Nvidia's first Ampere-based graphics card, the A100 GPU, packs a whopping 54 billion transistors on 826mm2 of silicon, making it the world's largest seven-nanom Read more…

By Tiffany Trader

Australian Researchers Break All-Time Internet Speed Record

May 26, 2020

If you’ve been stuck at home for the last few months, you’ve probably become more attuned to the quality (or lack thereof) of your internet connection. Even Read more…

By Oliver Peckham

10nm, 7nm, 5nm…. Should the Chip Nanometer Metric Be Replaced?

June 1, 2020

The biggest cool factor in server chips is the nanometer. AMD beating Intel to a CPU built on a 7nm process node* – with 5nm and 3nm on the way – has been i Read more…

By Doug Black

15 Slides on Programming Aurora and Exascale Systems

May 7, 2020

Sometime in 2021, Aurora, the first planned U.S. exascale system, is scheduled to be fired up at Argonne National Laboratory.
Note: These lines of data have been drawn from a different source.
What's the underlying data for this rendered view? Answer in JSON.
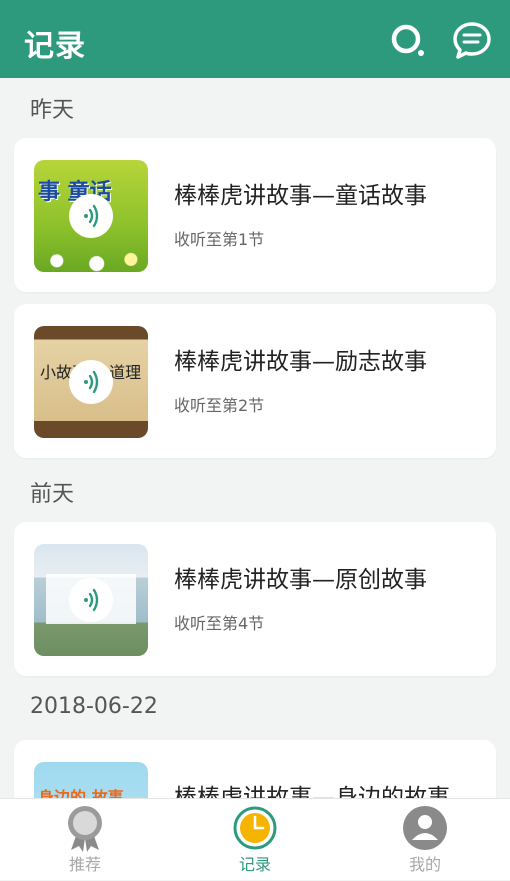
{
  "header": {
    "title": "记录"
  },
  "sections": [
    {
      "label": "昨天"
    },
    {
      "label": "前天"
    },
    {
      "label": "2018-06-22"
    }
  ],
  "items": [
    {
      "title": "棒棒虎讲故事—童话故事",
      "progress": "收听至第1节",
      "thumb_text": "事 童话"
    },
    {
      "title": "棒棒虎讲故事—励志故事",
      "progress": "收听至第2节",
      "thumb_text": "小故事 大道理"
    },
    {
      "title": "棒棒虎讲故事—原创故事",
      "progress": "收听至第4节"
    },
    {
      "title": "棒棒虎讲故事—身边的故事",
      "thumb_text": "身边的 故事"
    }
  ],
  "tabs": [
    {
      "label": "推荐",
      "icon": "medal-icon"
    },
    {
      "label": "记录",
      "icon": "clock-icon"
    },
    {
      "label": "我的",
      "icon": "user-icon"
    }
  ],
  "colors": {
    "brand": "#2d9a7e",
    "inactive": "#a8a8a8"
  }
}
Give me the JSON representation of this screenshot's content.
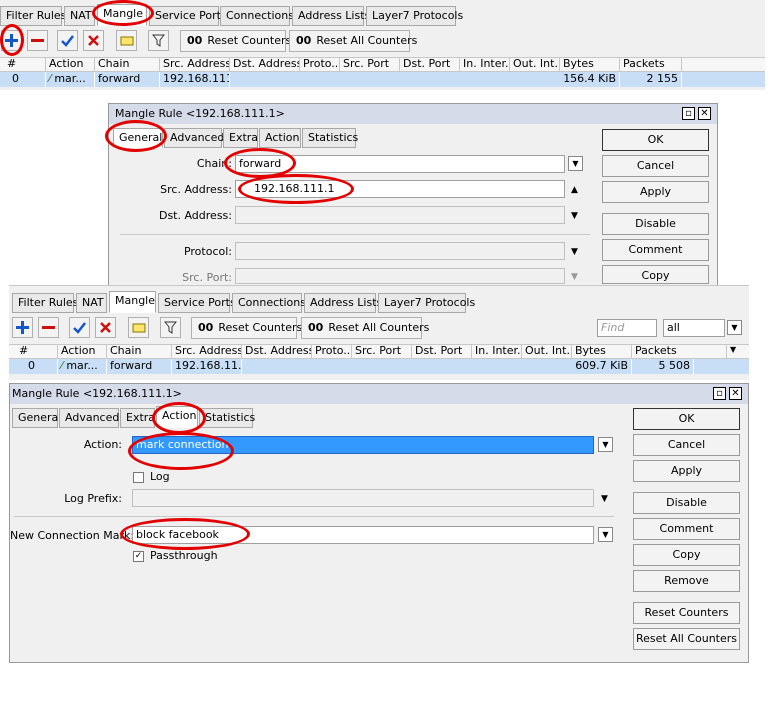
{
  "top": {
    "tabs": [
      "Filter Rules",
      "NAT",
      "Mangle",
      "Service Ports",
      "Connections",
      "Address Lists",
      "Layer7 Protocols"
    ],
    "toolbar": {
      "reset_counters": "Reset Counters",
      "reset_all_counters": "Reset All Counters",
      "counter_icon_text": "00"
    },
    "columns": [
      "#",
      "Action",
      "Chain",
      "Src. Address",
      "Dst. Address",
      "Proto...",
      "Src. Port",
      "Dst. Port",
      "In. Inter...",
      "Out. Int...",
      "Bytes",
      "Packets"
    ],
    "row": {
      "num": "0",
      "action": "mar...",
      "chain": "forward",
      "src": "192.168.111...",
      "bytes": "156.4 KiB",
      "packets": "2 155"
    }
  },
  "dialog1": {
    "title": "Mangle Rule <192.168.111.1>",
    "tabs": [
      "General",
      "Advanced",
      "Extra",
      "Action",
      "Statistics"
    ],
    "fields": {
      "chain_label": "Chain:",
      "chain_value": "forward",
      "src_label": "Src. Address:",
      "src_value": "192.168.111.1",
      "dst_label": "Dst. Address:",
      "protocol_label": "Protocol:",
      "src_port_label": "Src. Port:"
    },
    "buttons": [
      "OK",
      "Cancel",
      "Apply",
      "Disable",
      "Comment",
      "Copy"
    ]
  },
  "bottom": {
    "tabs": [
      "Filter Rules",
      "NAT",
      "Mangle",
      "Service Ports",
      "Connections",
      "Address Lists",
      "Layer7 Protocols"
    ],
    "toolbar": {
      "reset_counters": "Reset Counters",
      "reset_all_counters": "Reset All Counters",
      "counter_icon_text": "00",
      "find_placeholder": "Find",
      "filter_value": "all"
    },
    "columns": [
      "#",
      "Action",
      "Chain",
      "Src. Address",
      "Dst. Address",
      "Proto...",
      "Src. Port",
      "Dst. Port",
      "In. Inter...",
      "Out. Int...",
      "Bytes",
      "Packets"
    ],
    "row": {
      "num": "0",
      "action": "mar...",
      "chain": "forward",
      "src": "192.168.11...",
      "bytes": "609.7 KiB",
      "packets": "5 508"
    }
  },
  "dialog2": {
    "title": "Mangle Rule <192.168.111.1>",
    "tabs": [
      "General",
      "Advanced",
      "Extra",
      "Action",
      "Statistics"
    ],
    "fields": {
      "action_label": "Action:",
      "action_value": "mark connection",
      "log_label": "Log",
      "log_prefix_label": "Log Prefix:",
      "new_conn_mark_label": "New Connection Mark:",
      "new_conn_mark_value": "block facebook",
      "passthrough_label": "Passthrough"
    },
    "buttons": [
      "OK",
      "Cancel",
      "Apply",
      "Disable",
      "Comment",
      "Copy",
      "Remove",
      "Reset Counters",
      "Reset All Counters"
    ]
  }
}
Cray (now HPE) and Intel are the k Read more…

By John Russell

Summit Supercomputer is Already Making its Mark on Science

September 20, 2018

Summit, now the fastest supercomputer in the world, is quickly making its mark in science – five of the six finalists just announced for the prestigious 2018 Read more…

By John Russell

TACC Supercomputers Run Simulations Illuminating COVID-19, DNA Replication

March 19, 2020

As supercomputers around the world spin up to combat the coronavirus, the Texas Advanced Computing Center (TACC) is announcing results that may help to illumina Read more…

By Staff report

  • arrow
  • Click Here for More Headlines
  • arrow
Do NOT follow this link or you will be banned from the site!
Share This